Last weekend President Obama gave a commencement speech at the historically African-American Hampton College in Virginia. But, as has become routine, any utterances of the President are merely new opportunities for the rightist deception machine to misconstrue his remarks. This speech was no exception.
Much of the right-wing media eagerly ignored 95% of Obama’s speech to focus on a short passage that was partly humorous and entirely true. The President told the graduating students that…
>”…you’re coming of age in a 24/7 media environment that bombards us with all kinds of content and exposes us to all kinds of arguments, some of which don’t rank all that high on the truth meter. And with iPods and iPads; and Xboxes and PlayStations – none of which I know how to work – information becomes a distraction, a diversion, a form of entertainment, rather than a tool of empowerment, rather than the means of emancipation. So all of this is not only putting pressure on you; it’s putting new pressure on our country and on our democracy.”
“With so many voices clamoring for attention on blogs, and on cable, on talk radio, it can be difficult, at times, to sift through it all; to know what to believe; to figure out who’s telling the truth and who’s not. Let’s face it, even some of the craziest claims can quickly gain traction. I’ve had some experience in that regard.”
This common sense observation of modern media has stirred up the wingnut faction from one end to the other. Everyone from David Horowitz to the John Birch Society to BigGovernment to RedState, and on and on, set about picking apart this soundbite to accuse Obama of being anti-technology. And to no one’s surprise, Fox News was all over it.
The consensus amongst these psycho-Chicken Littles is that Obama was warning students that all technology is dangerous and evil, and that information is bad. They start by registering shock that the President would assert that not everything on the Internet is true (oh my). Glenn Beck went down this path, staring incredulously into the camera after playing Obama’s remark about the “truth meter.” Beck couldn’t believe what he was hearing. In his response he accused the President of advocating censorship and the banning of information.
Beck: Name the president in the history of America that has said, “information is a…it’s a diversion. It’s distracting. There can be too much information out there. Some information is…we’ve gotta stop it.”
Then Beck said that he has never before heard a president say these things. Well, he hasn’t seen this president say them either. Obama never even implied that any information should be stopped. He simply said that there’s a lot of it and information consumers need to be discriminating. The funny thing is that Beck says the same thing almost every day. Beck is constantly criticizing the media as a purveyor of lies, and warning his disciples to pay close attention so that they don’t get duped. But if Obama says it, he is somehow crossing over into suppression of free speech. Beck even compared it to book burning.

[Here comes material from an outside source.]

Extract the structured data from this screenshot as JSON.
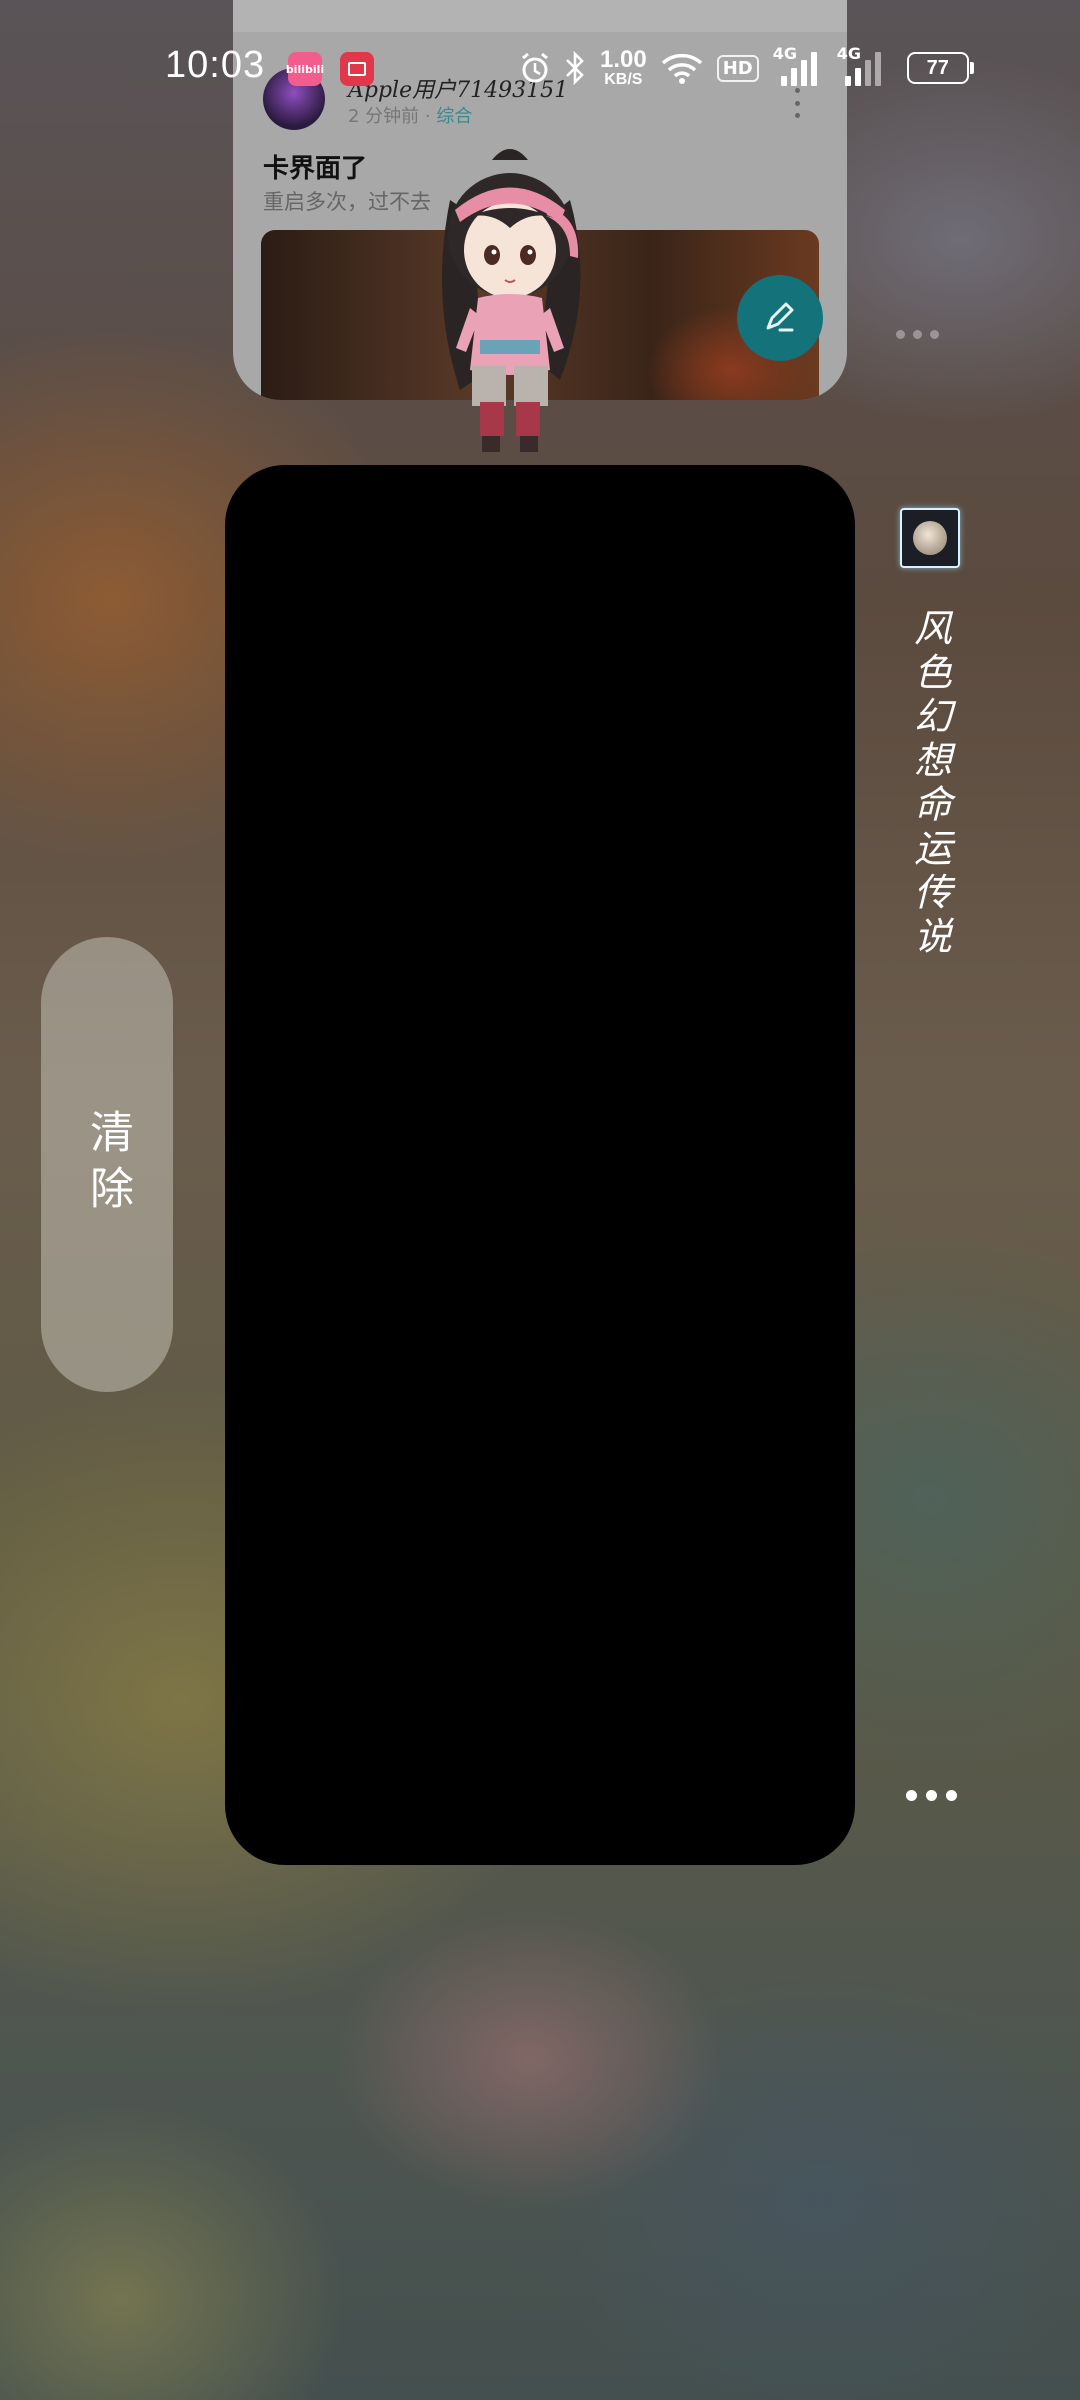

Beck might want to consult Dr. Keith Ablow, a psychiatrist and a frequent guest on his show. Ablow wrote a column on the Fox News web site that agreed with Obama:

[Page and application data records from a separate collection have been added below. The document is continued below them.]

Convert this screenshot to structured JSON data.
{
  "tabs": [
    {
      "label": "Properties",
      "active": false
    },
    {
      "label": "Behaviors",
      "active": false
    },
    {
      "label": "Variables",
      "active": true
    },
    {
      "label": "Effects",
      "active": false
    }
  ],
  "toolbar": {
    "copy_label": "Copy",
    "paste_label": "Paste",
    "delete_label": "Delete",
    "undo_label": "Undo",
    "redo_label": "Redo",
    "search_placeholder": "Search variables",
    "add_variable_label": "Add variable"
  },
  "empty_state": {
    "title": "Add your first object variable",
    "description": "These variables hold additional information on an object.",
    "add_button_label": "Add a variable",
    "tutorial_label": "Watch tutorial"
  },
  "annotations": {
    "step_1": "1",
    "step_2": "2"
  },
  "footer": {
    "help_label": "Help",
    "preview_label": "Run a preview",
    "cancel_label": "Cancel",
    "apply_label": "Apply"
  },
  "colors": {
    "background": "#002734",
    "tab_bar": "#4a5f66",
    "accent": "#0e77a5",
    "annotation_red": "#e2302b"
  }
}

“President Obama has apparently had a moment of epiphany and realized that new media and new technology can cleave young people from the truth and render them addicted to gadgets and entertainment. He said as much – attacking the iPod and iPad – at a speech to graduates of a college in Virginia last week.
The president is doubly correct. First of all, he is right (as I have written a number of times) that the Internet, Facebook and, yes, the new iPad and many other devices can interfere with people becoming wise and knowledgeable, rather than simply deluged with facts. They can also become estranged from real relationships and from themselves as they become obsessed with pretending to be stars on YouTube or worthy of ‘followers’ on Twitter or popular with thousands of ‘friends’ on Facebook.”
Of course, Obama didn’t actually “attack” any gadgets. He simply noted that they should be used sensibly. Then, because he is a Fox News contributor, Ablow went on to make some rather predictable criticisms of Obama that had no relevance to the topic before conceding that “None of this discounts Obama’s astute observations.”
It is remarkable how determined Obama’s critics are, that they can find so many straws on which to grasp. And now that they have declared Obama a foe of iPads and other technology, perhaps they will stop accusing him of using technology to thrust decent, patriotic citizens into slavery. That is another of the current falsehoods that the right is spewing with regard to Network Neutrality. And they have just launched a $1.4 million campaign to convince people that giant corporations should be able to decide what you can and cannot access online.
Feel free to visit FreePress.net and help them in their efforts to keep the Internet open, free and independent of the crushing influence of government and business. And don’t forget the iPad burning tonight that will start at 8:00pm in front of Rockefeller Center.